Working visually is a great way to promote life skills, and drawings don’t need to be masterpieces – their purpose is simply to convey a message.
One fun activity is to create a five-year plan with students. Making plans for the future is a common tool for professionals wishing to enhance their careers, and clarify their goals and plans. In fact, there’s some evidence to suggest that you’re more likely to succeed if you set goals.
To support learners in this way, ask them to draw a simple road map or steps (see illustrations) in their notebooks, then add visual representations of their current situation and end goals at the beginning and end points.
Using simple graphics with students is a great way to enhance their creativity and self-expression. The icons don’t need to be works of art, but simply to communicate visually. When I’m stuck for ideas of how to draw something, I find that looking at images of â€˜icons’ online can aid inspiration.

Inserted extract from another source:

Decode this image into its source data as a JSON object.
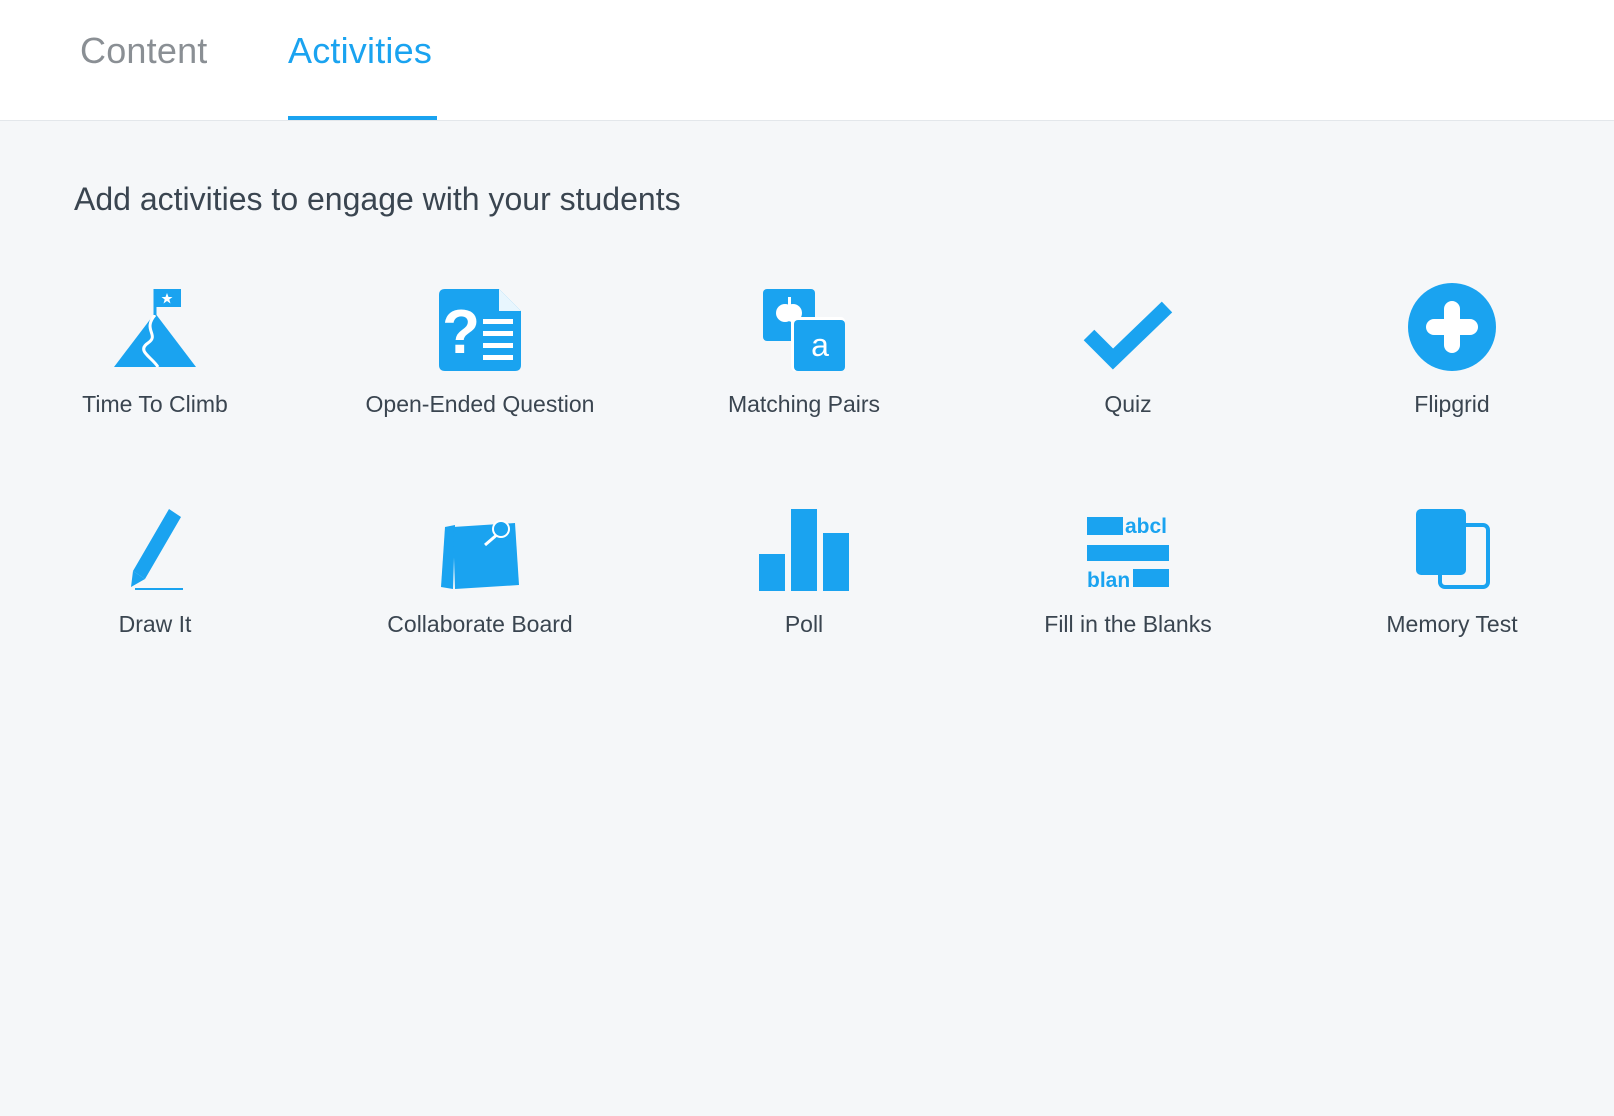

Once students have each drawn their road map or stairs and added their start and end points, they can then discuss how to achieve their goals in pairs or small groups. This can be done in a chatroom or breakout room online. Then ask them to add stages for working towards their goal on their map (attend university, take a course, etc.). Some students may need more than five years to achieve their goal ( e.g. if they want to study medicine or architecture). Allow these students to add additional years.

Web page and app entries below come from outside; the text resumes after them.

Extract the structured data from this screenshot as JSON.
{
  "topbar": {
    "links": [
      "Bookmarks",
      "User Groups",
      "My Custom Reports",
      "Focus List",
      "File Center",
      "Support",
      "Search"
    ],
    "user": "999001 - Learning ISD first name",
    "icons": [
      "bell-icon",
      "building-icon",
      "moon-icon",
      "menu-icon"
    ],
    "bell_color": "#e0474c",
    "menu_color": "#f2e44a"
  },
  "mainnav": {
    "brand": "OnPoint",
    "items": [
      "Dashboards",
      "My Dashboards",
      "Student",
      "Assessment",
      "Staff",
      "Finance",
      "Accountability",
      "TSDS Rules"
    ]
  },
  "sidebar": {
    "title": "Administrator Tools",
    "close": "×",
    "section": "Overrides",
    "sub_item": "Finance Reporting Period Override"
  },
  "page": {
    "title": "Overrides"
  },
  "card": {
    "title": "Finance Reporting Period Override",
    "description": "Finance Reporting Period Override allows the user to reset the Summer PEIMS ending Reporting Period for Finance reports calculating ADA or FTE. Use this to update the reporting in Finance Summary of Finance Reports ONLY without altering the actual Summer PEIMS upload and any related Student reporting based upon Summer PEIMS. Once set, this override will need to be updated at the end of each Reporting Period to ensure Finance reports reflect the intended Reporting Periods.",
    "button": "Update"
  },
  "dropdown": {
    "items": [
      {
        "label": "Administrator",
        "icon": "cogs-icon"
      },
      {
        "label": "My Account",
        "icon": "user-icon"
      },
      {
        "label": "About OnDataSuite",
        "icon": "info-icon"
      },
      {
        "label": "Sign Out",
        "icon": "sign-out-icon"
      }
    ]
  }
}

Display each student’s road map around the room, or ask them to share it using a collaborative tool such as padlet or whatsapp. Ask students to comment on each others’ plans. Encourage them to focus on how realistic each goal and stage is within the time frame, and to give motivational feedback and suggestions on other ways it may be achieved. This is a great way for them to practice giving and receiving constructive feedback.

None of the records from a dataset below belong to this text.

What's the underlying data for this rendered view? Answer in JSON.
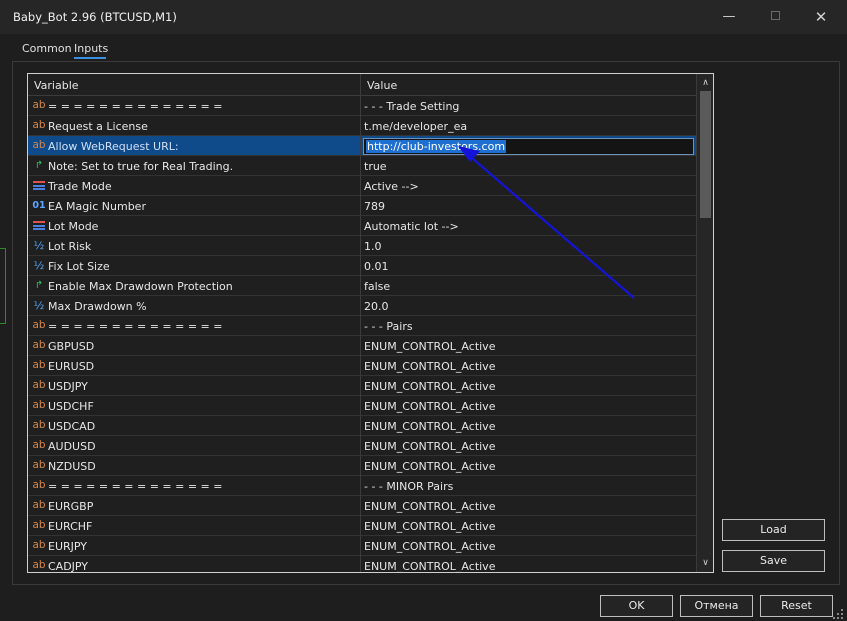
{
  "window": {
    "title": "Baby_Bot 2.96 (BTCUSD,M1)",
    "minimize_glyph": "—",
    "close_glyph": "✕"
  },
  "tabs": [
    {
      "label": "Common"
    },
    {
      "label": "Inputs"
    }
  ],
  "grid": {
    "headers": {
      "variable": "Variable",
      "value": "Value"
    },
    "rows": [
      {
        "icon": "ab",
        "name": "= = = = = = = = = = = = = =",
        "value": "- - - Trade Setting"
      },
      {
        "icon": "ab",
        "name": "Request a License",
        "value": "t.me/developer_ea"
      },
      {
        "icon": "ab",
        "name": "Allow WebRequest URL:",
        "value": "http://club-investors.com"
      },
      {
        "icon": "bool",
        "name": "Note: Set to true for Real Trading.",
        "value": "true"
      },
      {
        "icon": "enum",
        "name": "Trade Mode",
        "value": "Active -->"
      },
      {
        "icon": "int",
        "name": "EA Magic Number",
        "value": "789"
      },
      {
        "icon": "enum",
        "name": "Lot Mode",
        "value": "Automatic lot -->"
      },
      {
        "icon": "dbl",
        "name": "Lot Risk",
        "value": "1.0"
      },
      {
        "icon": "dbl",
        "name": "Fix Lot Size",
        "value": "0.01"
      },
      {
        "icon": "bool",
        "name": "Enable Max Drawdown Protection",
        "value": "false"
      },
      {
        "icon": "dbl",
        "name": "Max Drawdown %",
        "value": "20.0"
      },
      {
        "icon": "ab",
        "name": "= = = = = = = = = = = = = =",
        "value": "- - - Pairs"
      },
      {
        "icon": "ab",
        "name": "GBPUSD",
        "value": "ENUM_CONTROL_Active"
      },
      {
        "icon": "ab",
        "name": "EURUSD",
        "value": "ENUM_CONTROL_Active"
      },
      {
        "icon": "ab",
        "name": "USDJPY",
        "value": "ENUM_CONTROL_Active"
      },
      {
        "icon": "ab",
        "name": "USDCHF",
        "value": "ENUM_CONTROL_Active"
      },
      {
        "icon": "ab",
        "name": "USDCAD",
        "value": "ENUM_CONTROL_Active"
      },
      {
        "icon": "ab",
        "name": "AUDUSD",
        "value": "ENUM_CONTROL_Active"
      },
      {
        "icon": "ab",
        "name": "NZDUSD",
        "value": "ENUM_CONTROL_Active"
      },
      {
        "icon": "ab",
        "name": "= = = = = = = = = = = = = =",
        "value": "- - - MINOR Pairs"
      },
      {
        "icon": "ab",
        "name": "EURGBP",
        "value": "ENUM_CONTROL_Active"
      },
      {
        "icon": "ab",
        "name": "EURCHF",
        "value": "ENUM_CONTROL_Active"
      },
      {
        "icon": "ab",
        "name": "EURJPY",
        "value": "ENUM_CONTROL_Active"
      },
      {
        "icon": "ab",
        "name": "CADJPY",
        "value": "ENUM_CONTROL_Active"
      }
    ],
    "selected_row": 2,
    "scroll": {
      "up_glyph": "∧",
      "down_glyph": "∨"
    }
  },
  "icons": {
    "ab": "ab",
    "bool": "↱",
    "int": "01",
    "dbl": "½",
    "enum_colors": [
      "#e05050",
      "#4a7fe0",
      "#4a7fe0"
    ]
  },
  "buttons": {
    "load": "Load",
    "save": "Save",
    "ok": "OK",
    "cancel": "Отмена",
    "reset": "Reset"
  },
  "annotation": {
    "arrow_color": "#1414d8"
  }
}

While the aim of this activity may be to identify goals and current abilities, it also allows students to practise numerous life skills, such as communication, organisation, self-awareness, planning, giving and receiving feedback and making suggestions.
It’s a great way to review mixed tenses and different ways of expressing future. (E.g. Right now I’m a delivery driver but in the future, I want to own my own business. OR I’m planning to go to university next year.). It’s also perfect for feedback expressions, such as giving advice or making suggestions (e.g. You could also do an evening class. OR You should speak to my brother, he did something similar.).
If you liked this activity and would like more ideas for how to incorporate life skills into your curriculum, you will love my book. I wrote 50 Ways to Teach Life Skills as I realised just how important it was to incorporate life skills into any comprehensive curriculum. It is a collection of practical tips and activities to enhance students’ social, academic, critical thinking, digital, and work skills to help students become their best selves.
This guide is simple, supports all levels of learners, and many of the activities require little or no preparation or special materials. Each activity assists students to improve their speaking, reading, writing, listening, grammar, vocabulary, or pronunciation skills while also practising their broader skills for life. It is available in print and digital from Wayzgoose Press.
Loved this? Want to learn more Graphic Facilitation techniques for your classroom? Join my Online Course! Follow this link to find out more: www.emilybrysonelt.com/all-courses/